Chronic neck pain is pain that occurs over a long period of time. It usually lasts more than three months. The pain can range from mild to severe.
Contact your doctor if you have experienced neck pain over a period of time without relief.
Chronic neck pain can be caused by:
Chronic neck pain may also cause you to have neck stiffness. Pain may be worse when moving your neck. The pain can be any type of pain including burning, sharp, dull, tingling. The pain may spread to other parts of the body such as the shoulders and arms.
Your doctor will ask about your symptoms and medical history. A physical exam will be done. Your doctor may refer you to a specialist. Orthopedists specialize in bones and joints. A neurologist or neurosurgeon specializes in the nerves and spinal cord.
Your doctor may need to see images of your spine. This can be done with:

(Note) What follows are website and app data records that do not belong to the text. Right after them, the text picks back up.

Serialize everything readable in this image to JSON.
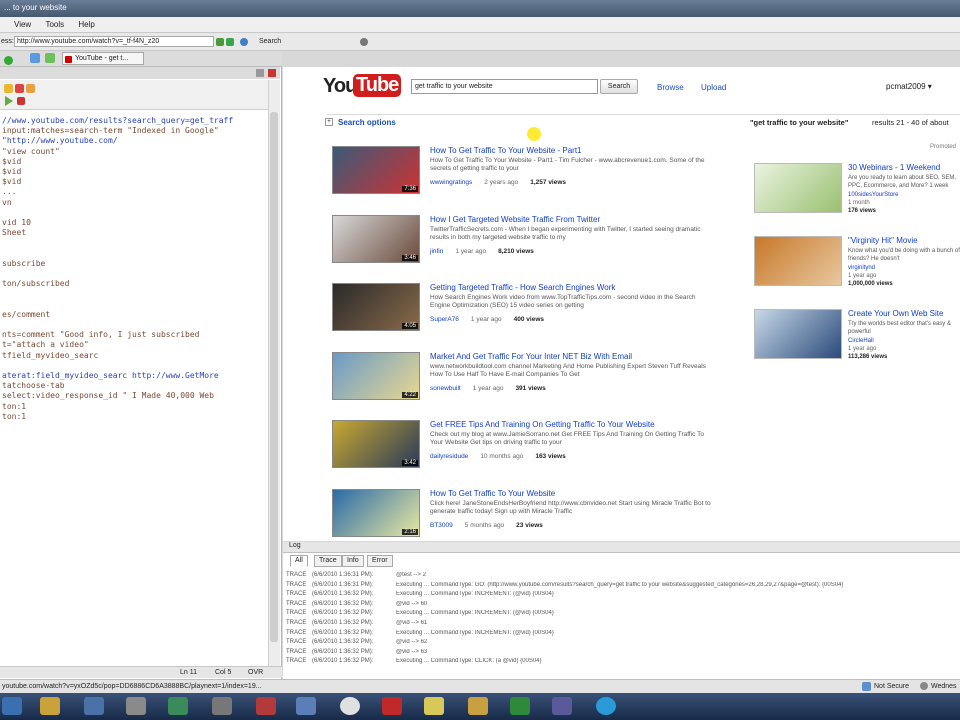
{
  "window": {
    "title": "... to your website"
  },
  "menu": [
    "View",
    "Tools",
    "Help"
  ],
  "navbar": {
    "address_label": "ess:",
    "address": "http://www.youtube.com/watch?v=_tf-f4N_z20",
    "search_label": "Search"
  },
  "tab": {
    "label": "YouTube - get t..."
  },
  "left": {
    "code_lines": [
      "//www.youtube.com/results?search_query=get_traff",
      "input:matches=search-term  \"Indexed in Google\"",
      "  \"http://www.youtube.com/",
      "\"view count\"",
      "  $vid",
      "  $vid",
      "  $vid",
      "  ...",
      "  vn",
      "",
      "vid 10",
      "  Sheet",
      "",
      "",
      "subscribe",
      "",
      "ton/subscribed",
      "",
      "",
      "es/comment",
      "",
      "nts=comment    \"Good info, I just subscribed",
      "t=\"attach a video\"",
      "tfield_myvideo_searc",
      "",
      "aterat:field_myvideo_searc   http://www.GetMore",
      "tatchoose-tab",
      "select:video_response_id    \" I Made 40,000 Web",
      "ton:1",
      "ton:1"
    ],
    "status": [
      "Ln 11",
      "Col 5",
      "OVR"
    ]
  },
  "youtube": {
    "logo_you": "You",
    "logo_tube": "Tube",
    "search_value": "get traffic to your website",
    "search_button": "Search",
    "browse": "Browse",
    "upload": "Upload",
    "user": "pcmat2009 ▾",
    "search_options": "Search options",
    "results_summary_query": "\"get traffic to your website\"",
    "results_summary_rest": "results 21 - 40 of about",
    "promoted": "Promoted",
    "results": [
      {
        "title": "How To Get Traffic To Your Website - Part1",
        "desc": "How To Get Traffic To Your Website - Part1 - Tim Fulcher - www.abcrevenue1.com. Some of the secrets of getting traffic to your",
        "by": "wwwingratings",
        "age": "2 years ago",
        "views": "1,257 views",
        "duration": "7:36"
      },
      {
        "title": "How I Get Targeted Website Traffic From Twitter",
        "desc": "TwitterTrafficSecrets.com - When I began experimenting with Twitter, I started seeing dramatic results in both my targeted website traffic to my",
        "by": "jinfin",
        "age": "1 year ago",
        "views": "8,210 views",
        "duration": "3:46"
      },
      {
        "title": "Getting Targeted Traffic - How Search Engines Work",
        "desc": "How Search Engines Work video from www.TopTrafficTips.com - second video in the Search Engine Optimization (SEO) 15 video series on getting",
        "by": "SuperA76",
        "age": "1 year ago",
        "views": "400 views",
        "duration": "4:05"
      },
      {
        "title": "Market And Get Traffic For Your Inter NET Biz With Email",
        "desc": "www.networkbuildtool.com channel Marketing And Home Publishing Expert Steven Tuff Reveals How To Use Half To Have E-mail Companies To Get",
        "by": "sonewbuilt",
        "age": "1 year ago",
        "views": "391 views",
        "duration": "4:22"
      },
      {
        "title": "Get FREE Tips And Training On Getting Traffic To Your Website",
        "desc": "Check out my blog at www.JamieSorrano.net Get FREE Tips And Training On Getting Traffic To Your Website Get tips on driving traffic to your",
        "by": "dailyresidude",
        "age": "10 months ago",
        "views": "163 views",
        "duration": "3:42"
      },
      {
        "title": "How To Get Traffic To Your Website",
        "desc": "Click here! JaneStoneEndsHerBoyfriend http://www.cbnvideo.net Start using Miracle Traffic Bot to generate traffic today! Sign up with Miracle Traffic",
        "by": "BT3009",
        "age": "5 months ago",
        "views": "23 views",
        "duration": "2:16"
      }
    ],
    "sidebar": [
      {
        "title": "30 Webinars - 1 Weekend",
        "desc": "Are you ready to learn about SEO, SEM, PPC, Ecommerce, and More? 1 week",
        "by": "100sidesYourStore",
        "age": "1 month",
        "views": "176 views"
      },
      {
        "title": "\"Virginity Hit\" Movie",
        "desc": "Know what you'd be doing with a bunch of friends? He doesn't",
        "by": "virginitynd",
        "age": "1 year ago",
        "views": "1,000,000 views"
      },
      {
        "title": "Create Your Own Web Site",
        "desc": "Try the worlds best editor that's easy & powerful",
        "by": "CircleHall",
        "age": "1 year ago",
        "views": "113,286 views"
      }
    ]
  },
  "log": {
    "header": "Log",
    "tabs": [
      "All",
      "Trace",
      "Info",
      "Error"
    ],
    "lines": [
      {
        "level": "TRACE",
        "time": "(6/6/2010 1:36:31 PM):",
        "msg": "@test --> 2"
      },
      {
        "level": "TRACE",
        "time": "(6/6/2010 1:36:31 PM):",
        "msg": "Executing ... CommandType: GO: (http://www.youtube.com/results?search_query=get traffic to your website&suggested_categories=26,28,29,27&page=@test): {00S04}"
      },
      {
        "level": "TRACE",
        "time": "(6/6/2010 1:36:32 PM):",
        "msg": "Executing ... CommandType: INCREMENT: (@vid) {00S04}"
      },
      {
        "level": "TRACE",
        "time": "(6/6/2010 1:36:32 PM):",
        "msg": "@vid --> 60"
      },
      {
        "level": "TRACE",
        "time": "(6/6/2010 1:36:32 PM):",
        "msg": "Executing ... CommandType: INCREMENT: (@vid) {00S04}"
      },
      {
        "level": "TRACE",
        "time": "(6/6/2010 1:36:32 PM):",
        "msg": "@vid --> 61"
      },
      {
        "level": "TRACE",
        "time": "(6/6/2010 1:36:32 PM):",
        "msg": "Executing ... CommandType: INCREMENT: (@vid) {00S04}"
      },
      {
        "level": "TRACE",
        "time": "(6/6/2010 1:36:32 PM):",
        "msg": "@vid --> 62"
      },
      {
        "level": "TRACE",
        "time": "(6/6/2010 1:36:32 PM):",
        "msg": "@vid --> 63"
      },
      {
        "level": "TRACE",
        "time": "(6/6/2010 1:36:32 PM):",
        "msg": "Executing ... CommandType: CLICK: (a @vid) {00S04}"
      }
    ]
  },
  "status": {
    "url": "youtube.com/watch?v=yxOZd5c/pop=DD6886CD6A3888BC/playnext=1/index=19...",
    "security": "Not Secure",
    "day": "Wednes"
  }
}
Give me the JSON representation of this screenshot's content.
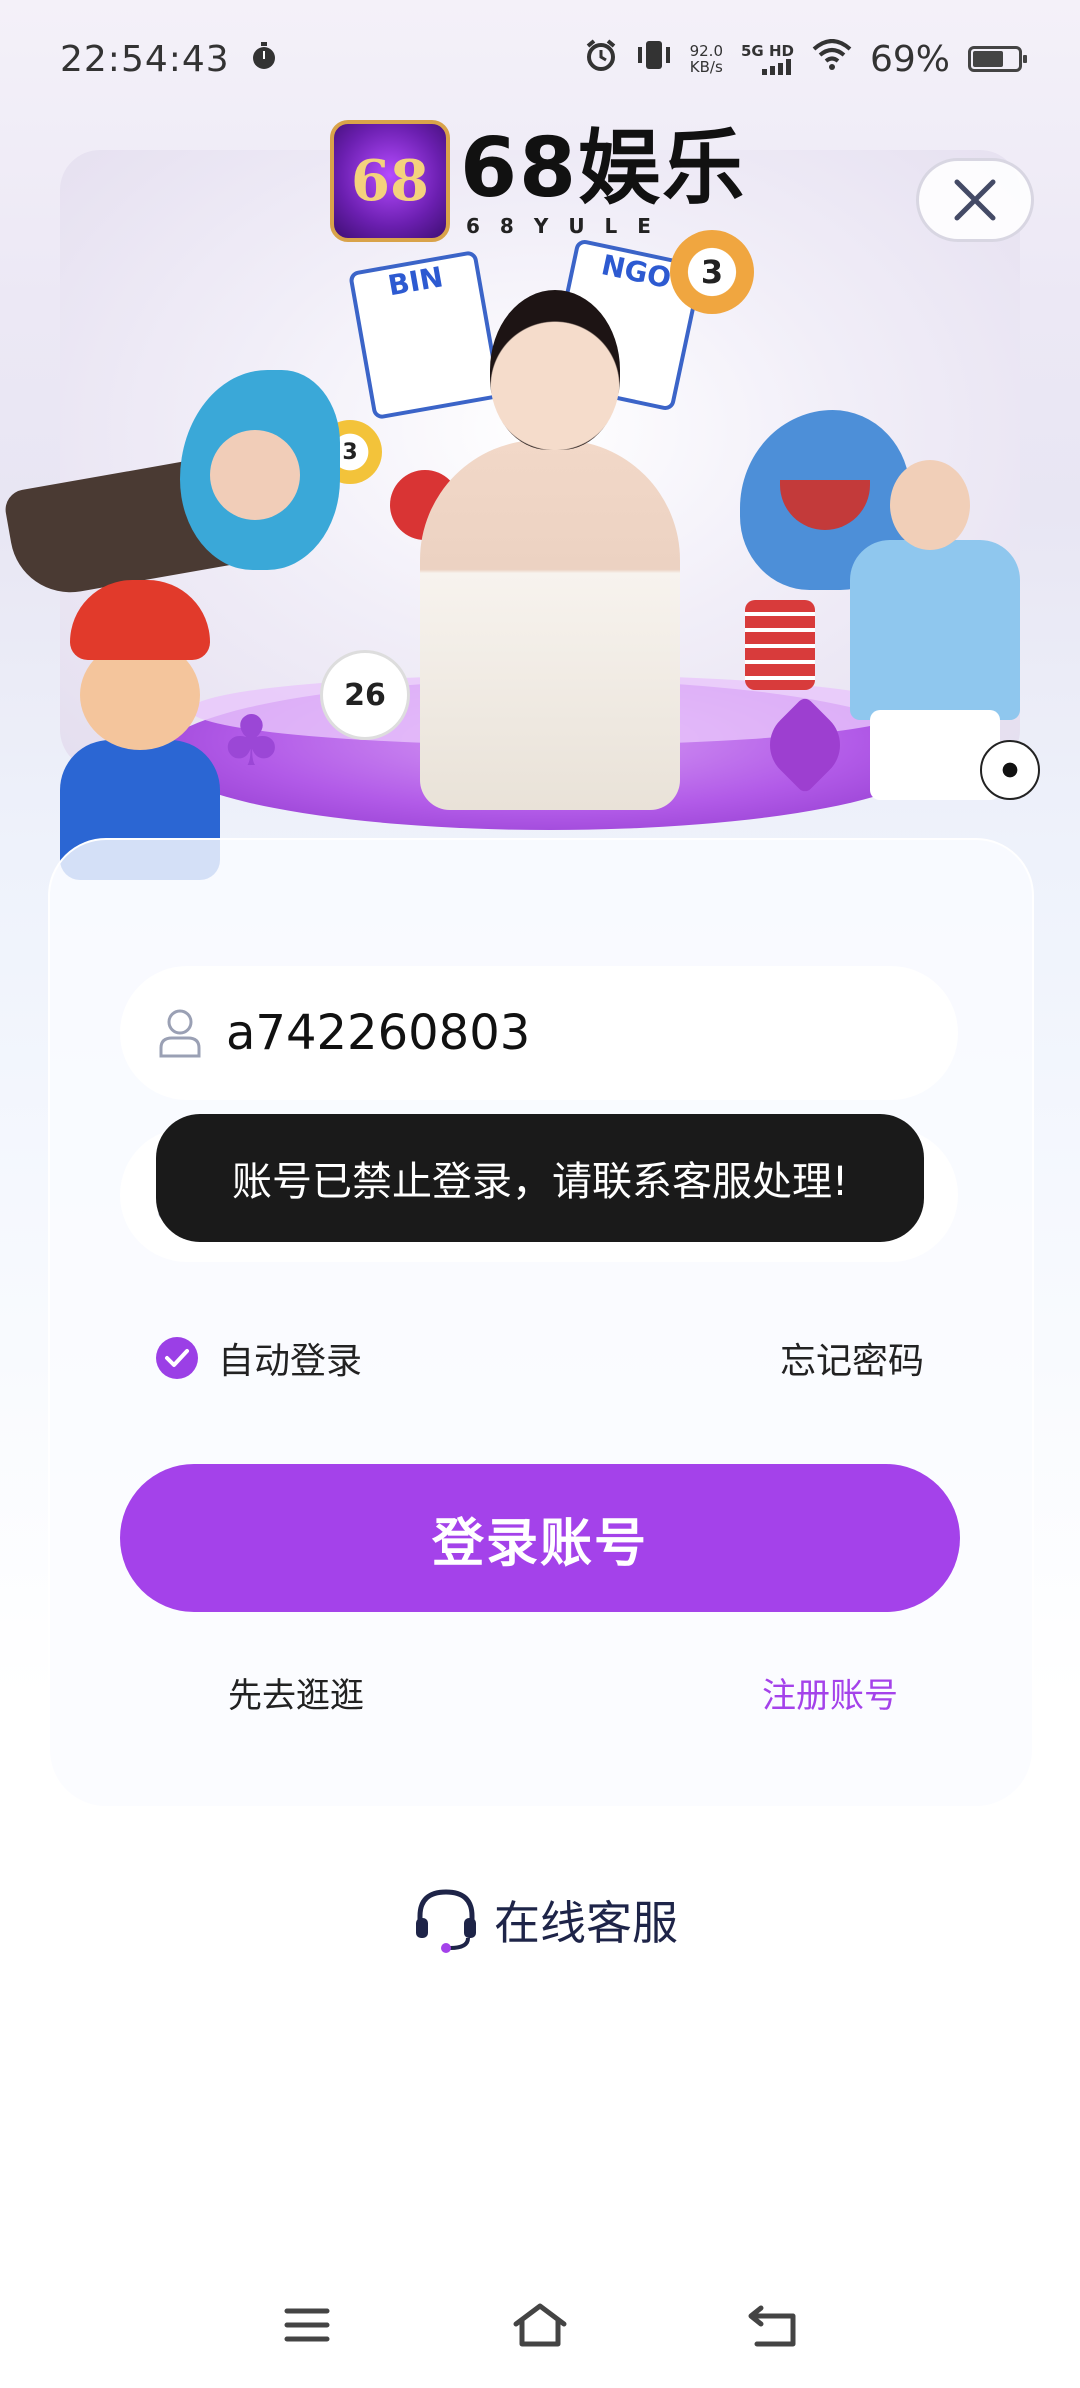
{
  "status_bar": {
    "time": "22:54:43",
    "net_speed_value": "92.0",
    "net_speed_unit": "KB/s",
    "network": "5G HD",
    "battery": "69%"
  },
  "logo": {
    "badge_text": "68",
    "title": "68娱乐",
    "subtitle": "68YULE"
  },
  "login_form": {
    "username_value": "a742260803",
    "password_value": "••••••••••••",
    "remember_label": "自动登录",
    "remember_checked": true,
    "forgot_label": "忘记密码",
    "login_button": "登录账号",
    "browse_label": "先去逛逛",
    "register_label": "注册账号"
  },
  "toast": {
    "message": "账号已禁止登录，请联系客服处理!"
  },
  "support": {
    "label": "在线客服"
  },
  "colors": {
    "accent": "#a442ea",
    "toast_bg": "#1a1a1a"
  },
  "icons": {
    "close": "close-icon",
    "user": "user-icon",
    "lock": "lock-icon",
    "check": "check-icon",
    "headset": "headset-icon",
    "alarm": "alarm-icon",
    "vibrate": "vibrate-icon",
    "wifi": "wifi-icon",
    "battery": "battery-icon",
    "timer": "timer-icon",
    "menu": "menu-icon",
    "home": "home-icon",
    "back": "back-icon"
  }
}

Your doctor may need to measure how well the nerves and muscles in your neck are working. This can be done using electromyography (EMG).
Talk with your doctor about the best plan for you. Options include the following:
Activity and Exercise
You may be able to decrease your pain by staying active and exercising. Your doctor may also refer you to a physical therapist. A therapist may work on strength exercises and stretching.
There are many different medicines that may be used the help you manage your neck pain.
- Nonsteroidal anti-inflammatory drug (NSAID)—to treat the pain and reduce inflammation
- Acetominophen—to treat pain
- Certain antidepressant medications—sometimes used for neck pain
- Certain antiseizure medications
- Corticosteroid injection—to treat the pain and reduce inflammation caused by disk disease
There are other treatments that might be helpful for neck pain.
- Low-level laser therapy— a light source is directed on the painful area
- Electrotherapy treatments, such as repetitive magnetic stimulation, and nerve and muscle stimulation
- Chiropractic care
- Intermittent traction (pulling on the neck)
Most cases of neck pain are treated medically. In some cases surgery is needed. The type of surgery will depend on the cause of pain. For example, if you have a herniated disk in your neck, surgery will remove the disk.
To help reduce your chance of getting neck pain, take the following steps:
- Maintain good posture.
- Take breaks from activities that do not involve movement such as driving or working at a computer.
- Avoid sleeping with too many pillows
- Get plenty of exercise
- Make sure your desk chair and keyboard are at proper heights.
- Avoid cradling the phone in your neck.
- Reviewer: Brian Randall, MD
- Review Date: 03/2013 -
- Update Date: 11/11/2013 -